Latest California Healthline Stories
A pesar de las amplias recomendaciones para el refuerzo anticovid actualizado publicadas el otoño pasado, sólo el 17% de la población la recibió, y alrededor del 43% de las personas de 65 años o más.
Hollywood actors and writers who qualify for their union health plans get a very good deal compared with other Americans. But not working during the strike threatens their eligibility in the system.
In this special episode of KFF Health News’ “What the Health?” host Julie Rovner interviews three health policy experts.
A widow encountered a perplexing reality in medical billing: Providers can come after patients to collect well after a bill has been paid.
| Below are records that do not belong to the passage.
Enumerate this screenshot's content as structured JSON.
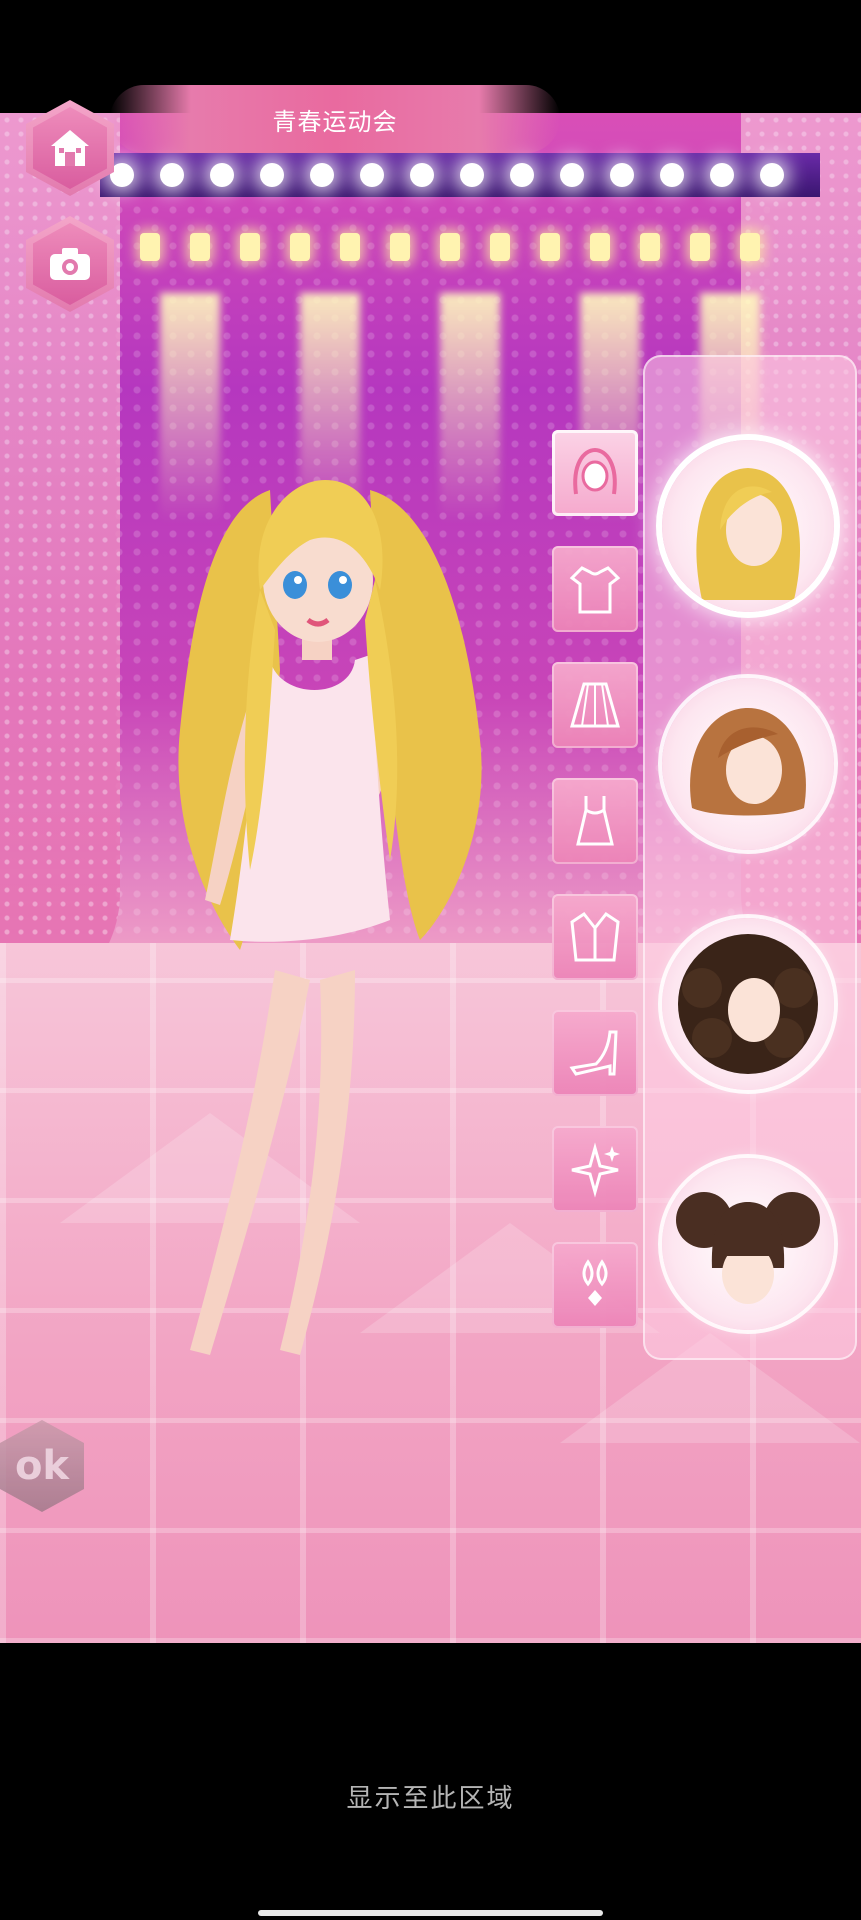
{
  "header": {
    "title": "青春运动会"
  },
  "sidebar_left": {
    "home_icon": "house-icon",
    "camera_icon": "camera-icon"
  },
  "categories": [
    {
      "name": "hair",
      "icon": "hair-icon",
      "active": true
    },
    {
      "name": "top",
      "icon": "shirt-icon",
      "active": false
    },
    {
      "name": "skirt",
      "icon": "skirt-icon",
      "active": false
    },
    {
      "name": "dress",
      "icon": "dress-icon",
      "active": false
    },
    {
      "name": "coat",
      "icon": "coat-icon",
      "active": false
    },
    {
      "name": "shoes",
      "icon": "high-heel-icon",
      "active": false
    },
    {
      "name": "accessory",
      "icon": "sparkle-icon",
      "active": false
    },
    {
      "name": "earrings",
      "icon": "earring-icon",
      "active": false
    }
  ],
  "hair_options": [
    {
      "style": "long-blonde",
      "color": "#e9c24a",
      "selected": true
    },
    {
      "style": "bob-auburn",
      "color": "#b8733f",
      "selected": false
    },
    {
      "style": "curly-dark",
      "color": "#3a2418",
      "selected": false
    },
    {
      "style": "double-buns-brown",
      "color": "#4a2e22",
      "selected": false
    }
  ],
  "ok_button": {
    "label": "ok"
  },
  "footer": {
    "note": "显示至此区域"
  },
  "colors": {
    "accent": "#e96a9f",
    "panel": "#ffcde4",
    "hair_blonde": "#e9c24a"
  }
}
Flu. Covid. RSV. When and how to get vaccinated against them can be confusing. Here are some of the most important things to know.
The Centers for Medicare & Medicaid Services backed off from a plan that could have curtailed access to a type of reconstructive surgery known as DIEP flap. Breast cancer patient advocates are relieved.
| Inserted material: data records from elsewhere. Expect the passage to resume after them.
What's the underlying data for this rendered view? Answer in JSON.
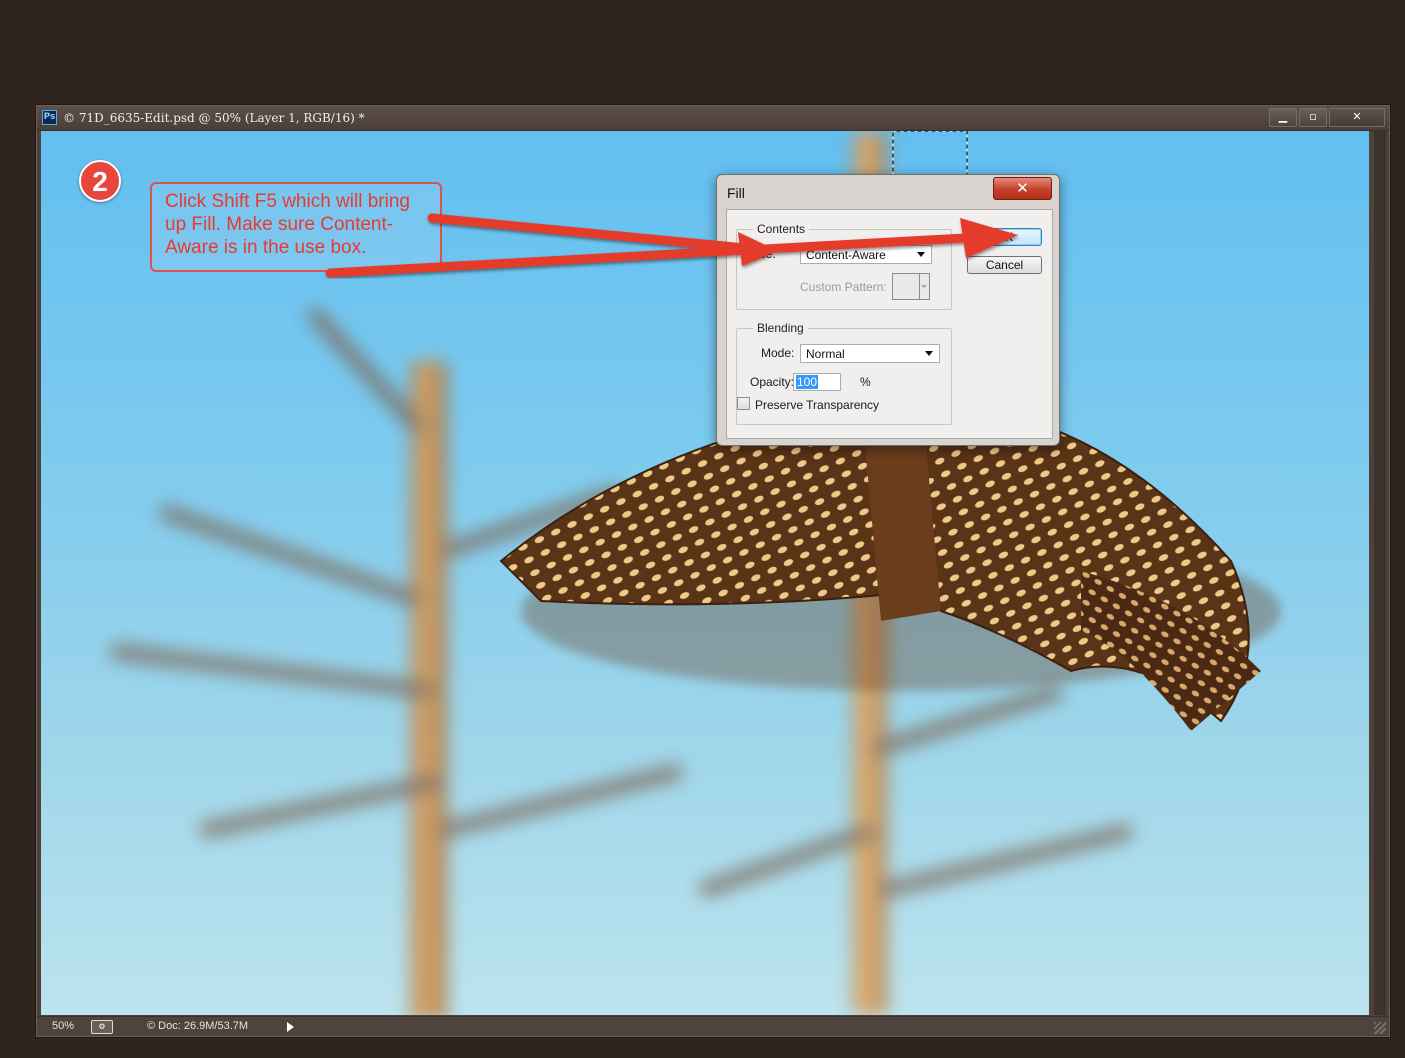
{
  "window": {
    "title": "© 71D_6635-Edit.psd @ 50% (Layer 1, RGB/16) *",
    "app_icon": "Ps",
    "controls": {
      "minimize": "▁",
      "maximize": "▫",
      "close": "✕"
    }
  },
  "statusbar": {
    "zoom": "50%",
    "doc_info": "© Doc: 26.9M/53.7M"
  },
  "annotation": {
    "step_number": "2",
    "callout_text": "Click Shift F5 which will bring up Fill. Make sure Content-Aware is in the use box.",
    "accent_color": "#e8453c"
  },
  "fill_dialog": {
    "title": "Fill",
    "close": "✕",
    "contents": {
      "legend": "Contents",
      "use_label": "Use:",
      "use_value": "Content-Aware",
      "custom_pattern_label": "Custom Pattern:"
    },
    "blending": {
      "legend": "Blending",
      "mode_label": "Mode:",
      "mode_value": "Normal",
      "opacity_label": "Opacity:",
      "opacity_value": "100",
      "opacity_unit": "%",
      "preserve_label": "Preserve Transparency"
    },
    "ok_label": "OK",
    "cancel_label": "Cancel"
  },
  "icons": [
    "photoshop-icon",
    "minimize-icon",
    "maximize-icon",
    "close-icon",
    "dropdown-caret-icon",
    "status-arrow-icon"
  ]
}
Prior authorization is a common tool used by health insurers for many tests, procedures, and prescriptions. Frustrated by the process, patients and doctors have turned to social media to publicly shame insurance companies and elevate their denials for further review.
The federal government is proposing having Medicare pay professionals to train family caregivers how to perform tasks like bathing and dressing their loved ones, and properly use medical equipment.
California Healthline senior correspondent Bernard J. Wolfson and Fresno Bee reporter Melissa Montalvo discuss community efforts to save a bankrupt hospital from liquidation. California Healthline contributing radio correspondent Stephanie O’Neill Patison reports how lawmakers won additional Covered California subsidies.
Nearly a year to the day after Kansas voters surprised the nation by defeating an anti-abortion ballot question, Ohio voters defeated a similar, if cagier, effort to limit access in that state. This week, they rejected an effort to raise the threshold for approval of future ballot measures from a simple majority, which would have made it harder to protect abortion access with yet another ballot question come November. Meanwhile, the number of Americans without health insurance has dropped to an all-time low, though few noticed. Joanne Kenen of the Johns Hopkins Bloomberg School of Public Health and Politico, Rachel Roubein of The Washington Post, and Emmarie Huetteman of KFF Health News join KFF Health News’ chief Washington correspondent, Julie Rovner, to discuss these issues and more. Also this week, Rovner interviews Kate McEvoy, executive director of the National Association of Medicaid Directors, about how the “Medicaid unwinding” is going, as millions have their eligibility for coverage rechecked.